Exercise description:
Start to finish, repeat the records exactly.
● ● ● ●
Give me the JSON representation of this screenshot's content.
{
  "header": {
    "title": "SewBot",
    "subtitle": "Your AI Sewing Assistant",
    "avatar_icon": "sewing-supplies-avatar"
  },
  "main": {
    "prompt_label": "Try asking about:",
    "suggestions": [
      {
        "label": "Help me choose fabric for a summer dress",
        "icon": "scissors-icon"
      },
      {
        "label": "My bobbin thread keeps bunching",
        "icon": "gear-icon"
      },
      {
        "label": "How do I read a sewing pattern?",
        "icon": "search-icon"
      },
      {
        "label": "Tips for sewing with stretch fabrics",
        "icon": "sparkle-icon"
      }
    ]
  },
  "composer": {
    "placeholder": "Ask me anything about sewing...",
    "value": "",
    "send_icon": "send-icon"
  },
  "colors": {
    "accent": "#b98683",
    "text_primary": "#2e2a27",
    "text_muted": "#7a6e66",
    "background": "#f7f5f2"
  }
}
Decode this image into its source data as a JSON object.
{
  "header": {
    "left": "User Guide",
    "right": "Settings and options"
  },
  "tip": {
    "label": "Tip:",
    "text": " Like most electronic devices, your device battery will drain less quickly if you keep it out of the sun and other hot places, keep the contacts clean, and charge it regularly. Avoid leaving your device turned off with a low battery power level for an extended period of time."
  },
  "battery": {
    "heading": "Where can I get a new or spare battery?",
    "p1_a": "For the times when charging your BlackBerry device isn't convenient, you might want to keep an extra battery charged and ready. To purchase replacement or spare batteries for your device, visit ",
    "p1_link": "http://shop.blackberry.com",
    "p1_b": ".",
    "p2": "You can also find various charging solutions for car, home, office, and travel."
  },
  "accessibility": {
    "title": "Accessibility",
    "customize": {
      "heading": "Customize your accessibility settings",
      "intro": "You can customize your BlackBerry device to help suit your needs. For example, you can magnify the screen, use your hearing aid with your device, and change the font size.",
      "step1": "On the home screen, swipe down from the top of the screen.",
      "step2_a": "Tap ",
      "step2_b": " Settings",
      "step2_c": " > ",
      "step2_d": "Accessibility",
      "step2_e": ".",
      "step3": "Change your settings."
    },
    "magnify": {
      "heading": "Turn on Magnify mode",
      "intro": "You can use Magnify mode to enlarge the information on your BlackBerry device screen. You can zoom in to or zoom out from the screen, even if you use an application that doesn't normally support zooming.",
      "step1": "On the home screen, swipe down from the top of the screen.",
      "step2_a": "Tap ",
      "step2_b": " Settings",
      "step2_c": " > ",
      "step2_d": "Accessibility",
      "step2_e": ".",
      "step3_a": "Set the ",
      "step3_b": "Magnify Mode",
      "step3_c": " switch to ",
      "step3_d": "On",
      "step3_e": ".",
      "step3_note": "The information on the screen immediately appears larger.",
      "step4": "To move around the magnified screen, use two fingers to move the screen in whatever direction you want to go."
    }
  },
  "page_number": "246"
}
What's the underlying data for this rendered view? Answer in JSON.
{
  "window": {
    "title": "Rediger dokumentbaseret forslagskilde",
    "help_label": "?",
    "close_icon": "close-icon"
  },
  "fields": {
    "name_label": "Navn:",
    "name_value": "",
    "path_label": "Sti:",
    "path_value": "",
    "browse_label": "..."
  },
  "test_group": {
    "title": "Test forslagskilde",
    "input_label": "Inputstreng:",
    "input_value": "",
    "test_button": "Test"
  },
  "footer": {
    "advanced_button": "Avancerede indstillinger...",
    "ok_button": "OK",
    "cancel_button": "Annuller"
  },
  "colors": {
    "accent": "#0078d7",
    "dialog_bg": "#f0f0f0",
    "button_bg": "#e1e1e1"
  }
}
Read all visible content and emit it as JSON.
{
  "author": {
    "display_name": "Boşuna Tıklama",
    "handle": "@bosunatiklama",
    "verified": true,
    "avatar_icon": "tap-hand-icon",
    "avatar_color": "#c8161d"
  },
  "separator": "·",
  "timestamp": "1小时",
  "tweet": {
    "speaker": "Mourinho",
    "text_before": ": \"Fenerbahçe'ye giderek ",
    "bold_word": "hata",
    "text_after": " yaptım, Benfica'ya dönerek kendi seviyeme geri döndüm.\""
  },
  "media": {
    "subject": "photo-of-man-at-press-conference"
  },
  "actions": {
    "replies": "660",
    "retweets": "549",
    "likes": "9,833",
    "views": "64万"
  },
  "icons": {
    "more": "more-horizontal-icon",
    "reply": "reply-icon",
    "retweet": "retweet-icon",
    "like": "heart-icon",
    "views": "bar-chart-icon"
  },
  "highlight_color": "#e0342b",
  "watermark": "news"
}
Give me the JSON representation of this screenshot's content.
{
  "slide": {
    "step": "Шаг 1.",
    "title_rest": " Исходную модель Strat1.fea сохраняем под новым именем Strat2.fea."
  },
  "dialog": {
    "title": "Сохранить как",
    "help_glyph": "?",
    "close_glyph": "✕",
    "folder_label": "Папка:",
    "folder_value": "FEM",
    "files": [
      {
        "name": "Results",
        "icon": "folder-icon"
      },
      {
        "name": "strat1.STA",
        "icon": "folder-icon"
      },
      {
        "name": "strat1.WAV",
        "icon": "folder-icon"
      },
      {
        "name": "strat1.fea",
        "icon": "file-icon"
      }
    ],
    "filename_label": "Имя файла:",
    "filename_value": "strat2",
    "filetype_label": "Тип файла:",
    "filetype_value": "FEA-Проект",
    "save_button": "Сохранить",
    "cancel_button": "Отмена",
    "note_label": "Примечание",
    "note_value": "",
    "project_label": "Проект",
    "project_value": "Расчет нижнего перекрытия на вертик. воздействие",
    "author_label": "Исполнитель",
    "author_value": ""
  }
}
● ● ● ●
Output for this task:
Give me the JSON representation of this screenshot's content.
{
  "header": {
    "title": "SewBot",
    "subtitle": "Your AI Sewing Assistant",
    "avatar_icon": "sewing-supplies-avatar"
  },
  "main": {
    "prompt_label": "Try asking about:",
    "suggestions": [
      {
        "label": "Help me choose fabric for a summer dress",
        "icon": "scissors-icon"
      },
      {
        "label": "My bobbin thread keeps bunching",
        "icon": "gear-icon"
      },
      {
        "label": "How do I read a sewing pattern?",
        "icon": "search-icon"
      },
      {
        "label": "Tips for sewing with stretch fabrics",
        "icon": "sparkle-icon"
      }
    ]
  },
  "composer": {
    "placeholder": "Ask me anything about sewing...",
    "value": "",
    "send_icon": "send-icon"
  },
  "colors": {
    "accent": "#b98683",
    "text_primary": "#2e2a27",
    "text_muted": "#7a6e66",
    "background": "#f7f5f2"
  }
}
Decode this image into its source data as a JSON object.
{
  "header": {
    "left": "User Guide",
    "right": "Settings and options"
  },
  "tip": {
    "label": "Tip:",
    "text": " Like most electronic devices, your device battery will drain less quickly if you keep it out of the sun and other hot places, keep the contacts clean, and charge it regularly. Avoid leaving your device turned off with a low battery power level for an extended period of time."
  },
  "battery": {
    "heading": "Where can I get a new or spare battery?",
    "p1_a": "For the times when charging your BlackBerry device isn't convenient, you might want to keep an extra battery charged and ready. To purchase replacement or spare batteries for your device, visit ",
    "p1_link": "http://shop.blackberry.com",
    "p1_b": ".",
    "p2": "You can also find various charging solutions for car, home, office, and travel."
  },
  "accessibility": {
    "title": "Accessibility",
    "customize": {
      "heading": "Customize your accessibility settings",
      "intro": "You can customize your BlackBerry device to help suit your needs. For example, you can magnify the screen, use your hearing aid with your device, and change the font size.",
      "step1": "On the home screen, swipe down from the top of the screen.",
      "step2_a": "Tap ",
      "step2_b": " Settings",
      "step2_c": " > ",
      "step2_d": "Accessibility",
      "step2_e": ".",
      "step3": "Change your settings."
    },
    "magnify": {
      "heading": "Turn on Magnify mode",
      "intro": "You can use Magnify mode to enlarge the information on your BlackBerry device screen. You can zoom in to or zoom out from the screen, even if you use an application that doesn't normally support zooming.",
      "step1": "On the home screen, swipe down from the top of the screen.",
      "step2_a": "Tap ",
      "step2_b": " Settings",
      "step2_c": " > ",
      "step2_d": "Accessibility",
      "step2_e": ".",
      "step3_a": "Set the ",
      "step3_b": "Magnify Mode",
      "step3_c": " switch to ",
      "step3_d": "On",
      "step3_e": ".",
      "step3_note": "The information on the screen immediately appears larger.",
      "step4": "To move around the magnified screen, use two fingers to move the screen in whatever direction you want to go."
    }
  },
  "page_number": "246"
}
What's the underlying data for this rendered view? Answer in JSON.
{
  "window": {
    "title": "Rediger dokumentbaseret forslagskilde",
    "help_label": "?",
    "close_icon": "close-icon"
  },
  "fields": {
    "name_label": "Navn:",
    "name_value": "",
    "path_label": "Sti:",
    "path_value": "",
    "browse_label": "..."
  },
  "test_group": {
    "title": "Test forslagskilde",
    "input_label": "Inputstreng:",
    "input_value": "",
    "test_button": "Test"
  },
  "footer": {
    "advanced_button": "Avancerede indstillinger...",
    "ok_button": "OK",
    "cancel_button": "Annuller"
  },
  "colors": {
    "accent": "#0078d7",
    "dialog_bg": "#f0f0f0",
    "button_bg": "#e1e1e1"
  }
}
Read all visible content and emit it as JSON.
{
  "author": {
    "display_name": "Boşuna Tıklama",
    "handle": "@bosunatiklama",
    "verified": true,
    "avatar_icon": "tap-hand-icon",
    "avatar_color": "#c8161d"
  },
  "separator": "·",
  "timestamp": "1小时",
  "tweet": {
    "speaker": "Mourinho",
    "text_before": ": \"Fenerbahçe'ye giderek ",
    "bold_word": "hata",
    "text_after": " yaptım, Benfica'ya dönerek kendi seviyeme geri döndüm.\""
  },
  "media": {
    "subject": "photo-of-man-at-press-conference"
  },
  "actions": {
    "replies": "660",
    "retweets": "549",
    "likes": "9,833",
    "views": "64万"
  },
  "icons": {
    "more": "more-horizontal-icon",
    "reply": "reply-icon",
    "retweet": "retweet-icon",
    "like": "heart-icon",
    "views": "bar-chart-icon"
  },
  "highlight_color": "#e0342b",
  "watermark": "news"
}
Give me the JSON representation of this screenshot's content.
{
  "slide": {
    "step": "Шаг 1.",
    "title_rest": " Исходную модель Strat1.fea сохраняем под новым именем Strat2.fea."
  },
  "dialog": {
    "title": "Сохранить как",
    "help_glyph": "?",
    "close_glyph": "✕",
    "folder_label": "Папка:",
    "folder_value": "FEM",
    "files": [
      {
        "name": "Results",
        "icon": "folder-icon"
      },
      {
        "name": "strat1.STA",
        "icon": "folder-icon"
      },
      {
        "name": "strat1.WAV",
        "icon": "folder-icon"
      },
      {
        "name": "strat1.fea",
        "icon": "file-icon"
      }
    ],
    "filename_label": "Имя файла:",
    "filename_value": "strat2",
    "filetype_label": "Тип файла:",
    "filetype_value": "FEA-Проект",
    "save_button": "Сохранить",
    "cancel_button": "Отмена",
    "note_label": "Примечание",
    "note_value": "",
    "project_label": "Проект",
    "project_value": "Расчет нижнего перекрытия на вертик. воздействие",
    "author_label": "Исполнитель",
    "author_value": ""
  }
}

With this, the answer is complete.